-------- Dataset excerpts --------
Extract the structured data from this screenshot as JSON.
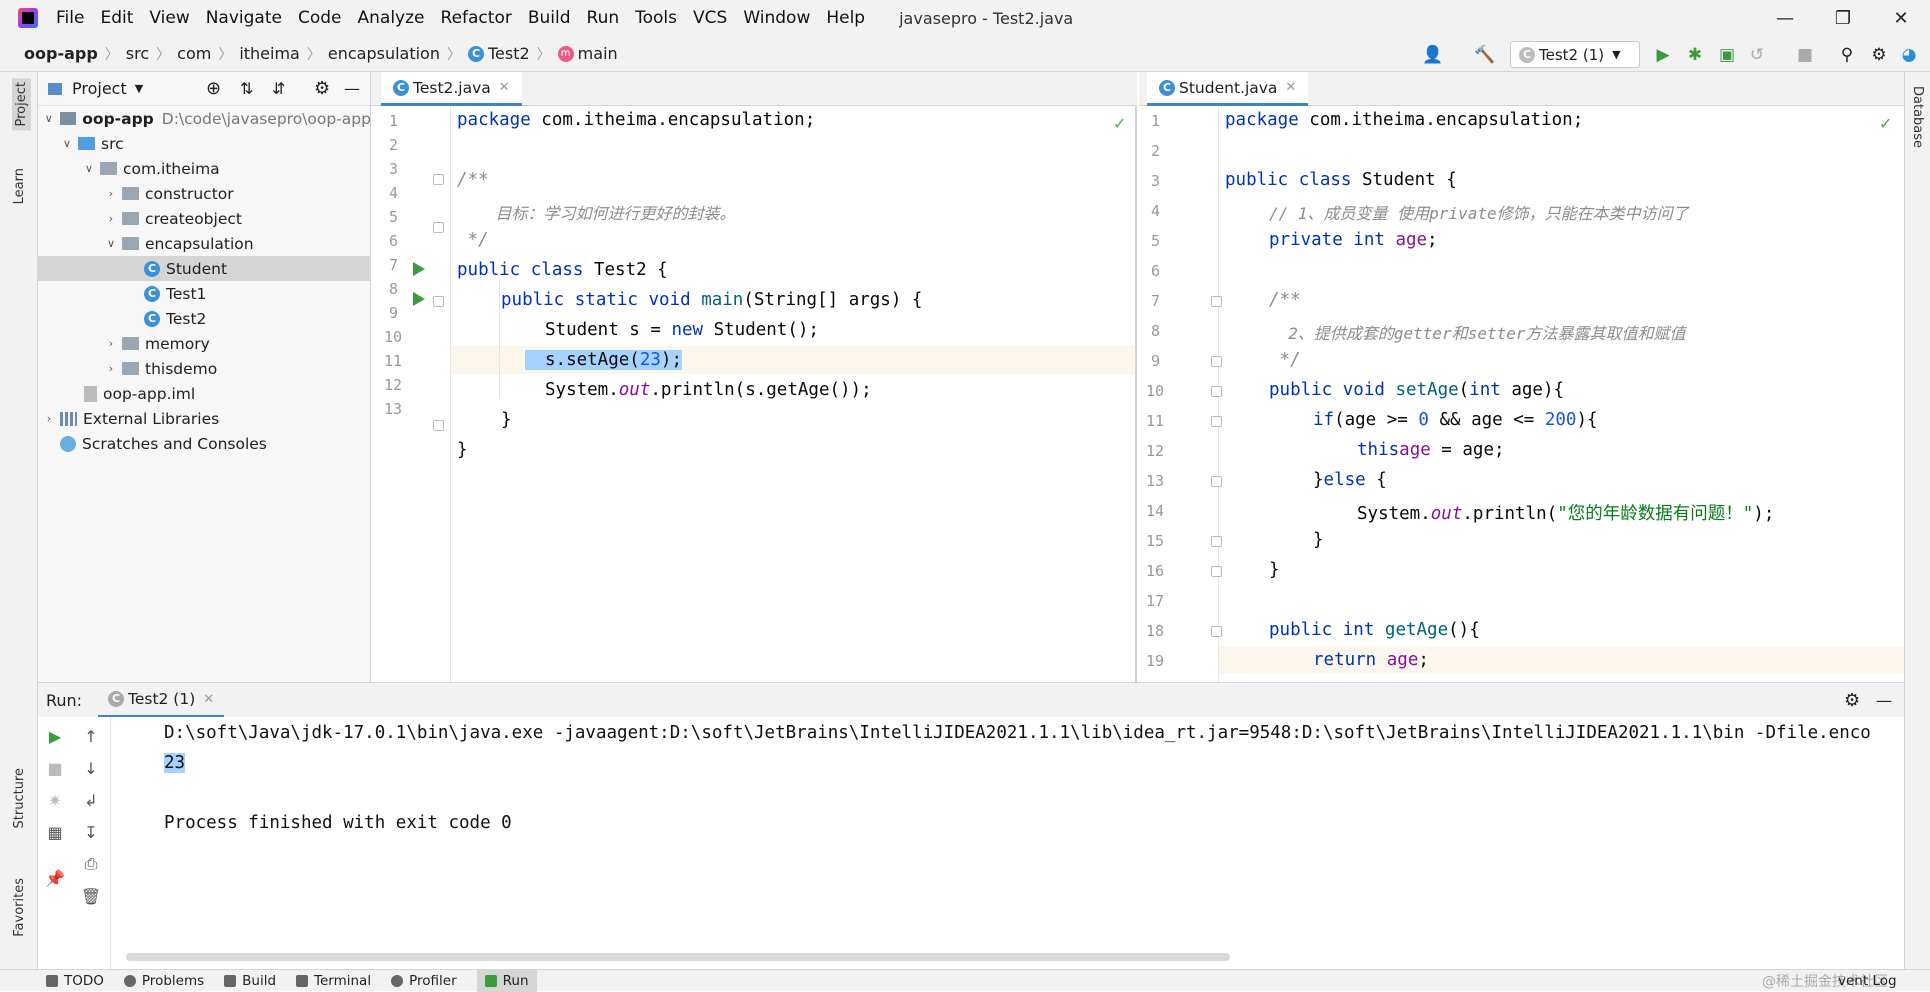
{
  "window": {
    "title": "javasepro - Test2.java"
  },
  "menu": [
    "File",
    "Edit",
    "View",
    "Navigate",
    "Code",
    "Analyze",
    "Refactor",
    "Build",
    "Run",
    "Tools",
    "VCS",
    "Window",
    "Help"
  ],
  "breadcrumb": [
    "oop-app",
    "src",
    "com",
    "itheima",
    "encapsulation",
    "Test2",
    "main"
  ],
  "toolbar": {
    "run_config": "Test2 (1)"
  },
  "stripes": {
    "left_top": [
      "Project",
      "Learn"
    ],
    "left_bottom": [
      "Structure",
      "Favorites"
    ],
    "right": [
      "Database"
    ]
  },
  "project": {
    "header": "Project",
    "root_path": "D:\\code\\javasepro\\oop-app",
    "tree": [
      {
        "label": "oop-app"
      },
      {
        "label": "src"
      },
      {
        "label": "com.itheima"
      },
      {
        "label": "constructor"
      },
      {
        "label": "createobject"
      },
      {
        "label": "encapsulation"
      },
      {
        "label": "Student"
      },
      {
        "label": "Test1"
      },
      {
        "label": "Test2"
      },
      {
        "label": "memory"
      },
      {
        "label": "thisdemo"
      },
      {
        "label": "oop-app.iml"
      },
      {
        "label": "External Libraries"
      },
      {
        "label": "Scratches and Consoles"
      }
    ]
  },
  "editor_left": {
    "tab": "Test2.java",
    "line_numbers": [
      "1",
      "2",
      "3",
      "4",
      "5",
      "6",
      "7",
      "8",
      "9",
      "10",
      "11",
      "12",
      "13"
    ],
    "code": {
      "l1a": "package ",
      "l1b": "com.itheima.encapsulation;",
      "l3": "/**",
      "l4": "    目标：学习如何进行更好的封装。",
      "l5": " */",
      "l6a": "public class ",
      "l6b": "Test2 {",
      "l7a": "public static void ",
      "l7b": "main",
      "l7c": "(String[] args) {",
      "l8a": "Student s = ",
      "l8b": "new ",
      "l8c": "Student();",
      "l9a": "s.setAge(",
      "l9b": "23",
      "l9c": ");",
      "l10a": "System.",
      "l10b": "out",
      "l10c": ".println(s.getAge());",
      "l11": "}",
      "l12": "}"
    }
  },
  "editor_right": {
    "tab": "Student.java",
    "line_numbers": [
      "1",
      "2",
      "3",
      "4",
      "5",
      "6",
      "7",
      "8",
      "9",
      "10",
      "11",
      "12",
      "13",
      "14",
      "15",
      "16",
      "17",
      "18",
      "19"
    ],
    "code": {
      "l1a": "package ",
      "l1b": "com.itheima.encapsulation;",
      "l3a": "public class ",
      "l3b": "Student {",
      "l4": "// 1、成员变量 使用private修饰，只能在本类中访问了",
      "l5a": "private int ",
      "l5b": "age",
      "l5c": ";",
      "l7": "/**",
      "l8": "  2、提供成套的getter和setter方法暴露其取值和赋值",
      "l9": " */",
      "l10a": "public void ",
      "l10b": "setAge",
      "l10c": "(",
      "l10d": "int ",
      "l10e": "age){",
      "l11a": "if",
      "l11b": "(age >= ",
      "l11c": "0",
      "l11d": " && age <= ",
      "l11e": "200",
      "l11f": "){",
      "l12a": "this",
      ".l12b": ".",
      "l12c": "age",
      "l12d": " = age;",
      "l13a": "}",
      "l13b": "else ",
      "l13c": "{",
      "l14a": "System.",
      "l14b": "out",
      "l14c": ".println(",
      "l14d": "\"您的年龄数据有问题！\"",
      "l14e": ");",
      "l15": "}",
      "l16": "}",
      "l18a": "public int ",
      "l18b": "getAge",
      "l18c": "(){",
      "l19a": "return ",
      "l19b": "age",
      "l19c": ";"
    }
  },
  "run": {
    "label": "Run:",
    "tab": "Test2 (1)",
    "console": [
      "D:\\soft\\Java\\jdk-17.0.1\\bin\\java.exe -javaagent:D:\\soft\\JetBrains\\IntelliJIDEA2021.1.1\\lib\\idea_rt.jar=9548:D:\\soft\\JetBrains\\IntelliJIDEA2021.1.1\\bin -Dfile.enco",
      "23",
      "",
      "Process finished with exit code 0"
    ]
  },
  "statusbar": {
    "items": [
      "TODO",
      "Problems",
      "Build",
      "Terminal",
      "Profiler",
      "Run"
    ],
    "right": "vent Log",
    "watermark": "@稀土掘金技术社区"
  }
}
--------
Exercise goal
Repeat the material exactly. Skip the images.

Answer section
Extract the structured data from this screenshot as JSON.
{
  "window": {
    "title": "javasepro - Test2.java"
  },
  "menu": [
    "File",
    "Edit",
    "View",
    "Navigate",
    "Code",
    "Analyze",
    "Refactor",
    "Build",
    "Run",
    "Tools",
    "VCS",
    "Window",
    "Help"
  ],
  "breadcrumb": [
    "oop-app",
    "src",
    "com",
    "itheima",
    "encapsulation",
    "Test2",
    "main"
  ],
  "toolbar": {
    "run_config": "Test2 (1)"
  },
  "stripes": {
    "left_top": [
      "Project",
      "Learn"
    ],
    "left_bottom": [
      "Structure",
      "Favorites"
    ],
    "right": [
      "Database"
    ]
  },
  "project": {
    "header": "Project",
    "root_path": "D:\\code\\javasepro\\oop-app",
    "tree": [
      {
        "label": "oop-app"
      },
      {
        "label": "src"
      },
      {
        "label": "com.itheima"
      },
      {
        "label": "constructor"
      },
      {
        "label": "createobject"
      },
      {
        "label": "encapsulation"
      },
      {
        "label": "Student"
      },
      {
        "label": "Test1"
      },
      {
        "label": "Test2"
      },
      {
        "label": "memory"
      },
      {
        "label": "thisdemo"
      },
      {
        "label": "oop-app.iml"
      },
      {
        "label": "External Libraries"
      },
      {
        "label": "Scratches and Consoles"
      }
    ]
  },
  "editor_left": {
    "tab": "Test2.java",
    "line_numbers": [
      "1",
      "2",
      "3",
      "4",
      "5",
      "6",
      "7",
      "8",
      "9",
      "10",
      "11",
      "12",
      "13"
    ],
    "code": {
      "l1a": "package ",
      "l1b": "com.itheima.encapsulation;",
      "l3": "/**",
      "l4": "    目标：学习如何进行更好的封装。",
      "l5": " */",
      "l6a": "public class ",
      "l6b": "Test2 {",
      "l7a": "public static void ",
      "l7b": "main",
      "l7c": "(String[] args) {",
      "l8a": "Student s = ",
      "l8b": "new ",
      "l8c": "Student();",
      "l9a": "s.setAge(",
      "l9b": "23",
      "l9c": ");",
      "l10a": "System.",
      "l10b": "out",
      "l10c": ".println(s.getAge());",
      "l11": "}",
      "l12": "}"
    }
  },
  "editor_right": {
    "tab": "Student.java",
    "line_numbers": [
      "1",
      "2",
      "3",
      "4",
      "5",
      "6",
      "7",
      "8",
      "9",
      "10",
      "11",
      "12",
      "13",
      "14",
      "15",
      "16",
      "17",
      "18",
      "19"
    ],
    "code": {
      "l1a": "package ",
      "l1b": "com.itheima.encapsulation;",
      "l3a": "public class ",
      "l3b": "Student {",
      "l4": "// 1、成员变量 使用private修饰，只能在本类中访问了",
      "l5a": "private int ",
      "l5b": "age",
      "l5c": ";",
      "l7": "/**",
      "l8": "  2、提供成套的getter和setter方法暴露其取值和赋值",
      "l9": " */",
      "l10a": "public void ",
      "l10b": "setAge",
      "l10c": "(",
      "l10d": "int ",
      "l10e": "age){",
      "l11a": "if",
      "l11b": "(age >= ",
      "l11c": "0",
      "l11d": " && age <= ",
      "l11e": "200",
      "l11f": "){",
      "l12a": "this",
      ".l12b": ".",
      "l12c": "age",
      "l12d": " = age;",
      "l13a": "}",
      "l13b": "else ",
      "l13c": "{",
      "l14a": "System.",
      "l14b": "out",
      "l14c": ".println(",
      "l14d": "\"您的年龄数据有问题！\"",
      "l14e": ");",
      "l15": "}",
      "l16": "}",
      "l18a": "public int ",
      "l18b": "getAge",
      "l18c": "(){",
      "l19a": "return ",
      "l19b": "age",
      "l19c": ";"
    }
  },
  "run": {
    "label": "Run:",
    "tab": "Test2 (1)",
    "console": [
      "D:\\soft\\Java\\jdk-17.0.1\\bin\\java.exe -javaagent:D:\\soft\\JetBrains\\IntelliJIDEA2021.1.1\\lib\\idea_rt.jar=9548:D:\\soft\\JetBrains\\IntelliJIDEA2021.1.1\\bin -Dfile.enco",
      "23",
      "",
      "Process finished with exit code 0"
    ]
  },
  "statusbar": {
    "items": [
      "TODO",
      "Problems",
      "Build",
      "Terminal",
      "Profiler",
      "Run"
    ],
    "right": "vent Log",
    "watermark": "@稀土掘金技术社区"
  }
}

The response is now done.